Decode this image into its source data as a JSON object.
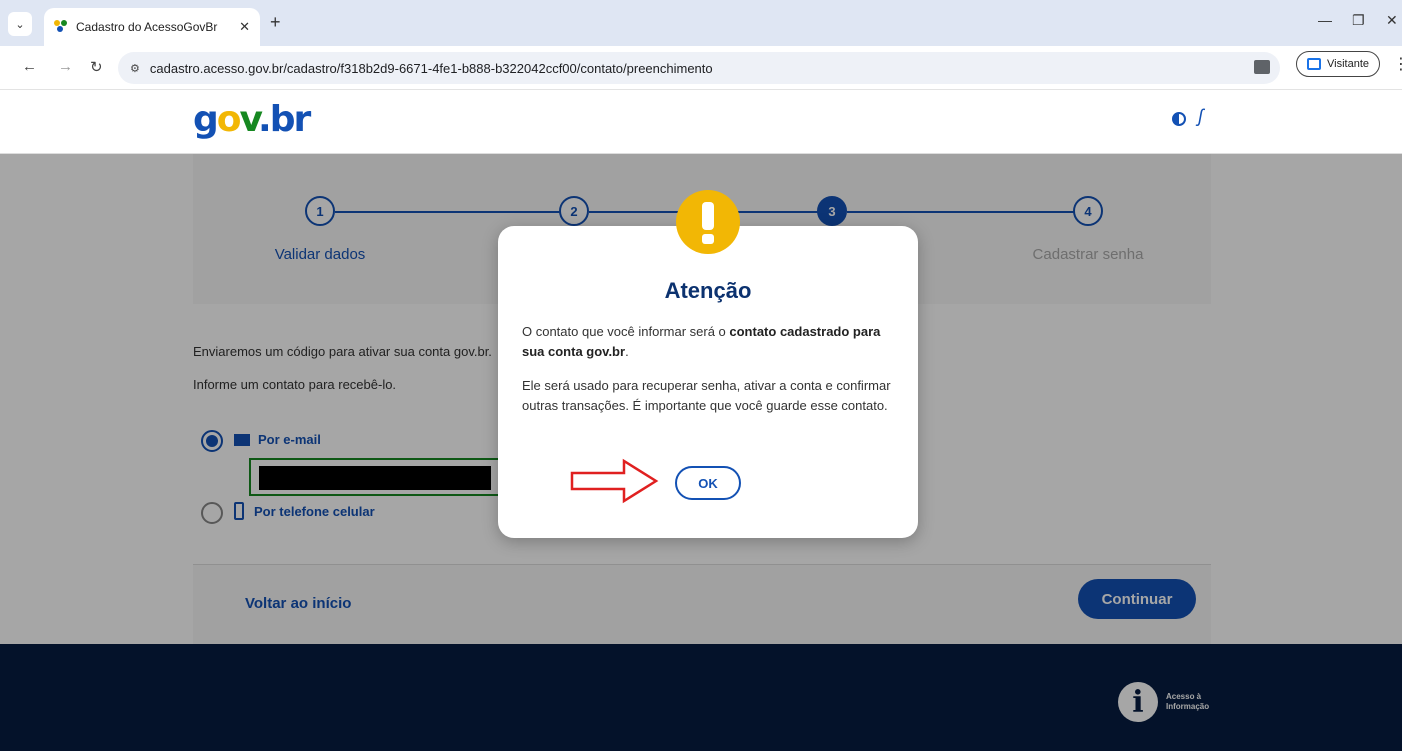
{
  "browser": {
    "tab_title": "Cadastro do AcessoGovBr",
    "tab_close": "✕",
    "new_tab": "+",
    "url": "cadastro.acesso.gov.br/cadastro/f318b2d9-6671-4fe1-b888-b322042ccf00/contato/preenchimento",
    "profile_label": "Visitante",
    "minimize": "—",
    "restore": "❐",
    "close": "✕"
  },
  "header": {
    "logo_g": "g",
    "logo_o": "o",
    "logo_v": "v",
    "logo_dot": ".",
    "logo_br": "br"
  },
  "stepper": {
    "steps": [
      {
        "number": "1",
        "label": "Validar dados"
      },
      {
        "number": "2",
        "label": ""
      },
      {
        "number": "3",
        "label": ""
      },
      {
        "number": "4",
        "label": "Cadastrar senha"
      }
    ],
    "current_step": 3
  },
  "form": {
    "intro_line1": "Enviaremos um código para ativar sua conta gov.br.",
    "intro_line2": "Informe um contato para recebê-lo.",
    "option_email": "Por e-mail",
    "option_phone": "Por telefone celular",
    "back_link": "Voltar ao início",
    "continue": "Continuar"
  },
  "footer": {
    "ai_line1": "Acesso à",
    "ai_line2": "Informação"
  },
  "modal": {
    "title": "Atenção",
    "p1_start": "O contato que você informar será o ",
    "p1_bold": "contato cadastrado para sua conta gov.br",
    "p1_end": ".",
    "p2": "Ele será usado para recuperar senha, ativar a conta e confirmar outras transações. É importante que você guarde esse contato.",
    "ok": "OK"
  },
  "colors": {
    "primary": "#1351b4",
    "warning": "#f2b705",
    "success": "#168821",
    "footer_bg": "#071d41",
    "annotation_arrow": "#e02020"
  }
}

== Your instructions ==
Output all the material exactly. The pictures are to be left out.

== Output of the exercise ==
Decode this image into its source data as a JSON object.
{
  "browser": {
    "tab_title": "Cadastro do AcessoGovBr",
    "tab_close": "✕",
    "new_tab": "+",
    "url": "cadastro.acesso.gov.br/cadastro/f318b2d9-6671-4fe1-b888-b322042ccf00/contato/preenchimento",
    "profile_label": "Visitante",
    "minimize": "—",
    "restore": "❐",
    "close": "✕"
  },
  "header": {
    "logo_g": "g",
    "logo_o": "o",
    "logo_v": "v",
    "logo_dot": ".",
    "logo_br": "br"
  },
  "stepper": {
    "steps": [
      {
        "number": "1",
        "label": "Validar dados"
      },
      {
        "number": "2",
        "label": ""
      },
      {
        "number": "3",
        "label": ""
      },
      {
        "number": "4",
        "label": "Cadastrar senha"
      }
    ],
    "current_step": 3
  },
  "form": {
    "intro_line1": "Enviaremos um código para ativar sua conta gov.br.",
    "intro_line2": "Informe um contato para recebê-lo.",
    "option_email": "Por e-mail",
    "option_phone": "Por telefone celular",
    "back_link": "Voltar ao início",
    "continue": "Continuar"
  },
  "footer": {
    "ai_line1": "Acesso à",
    "ai_line2": "Informação"
  },
  "modal": {
    "title": "Atenção",
    "p1_start": "O contato que você informar será o ",
    "p1_bold": "contato cadastrado para sua conta gov.br",
    "p1_end": ".",
    "p2": "Ele será usado para recuperar senha, ativar a conta e confirmar outras transações. É importante que você guarde esse contato.",
    "ok": "OK"
  },
  "colors": {
    "primary": "#1351b4",
    "warning": "#f2b705",
    "success": "#168821",
    "footer_bg": "#071d41",
    "annotation_arrow": "#e02020"
  }
}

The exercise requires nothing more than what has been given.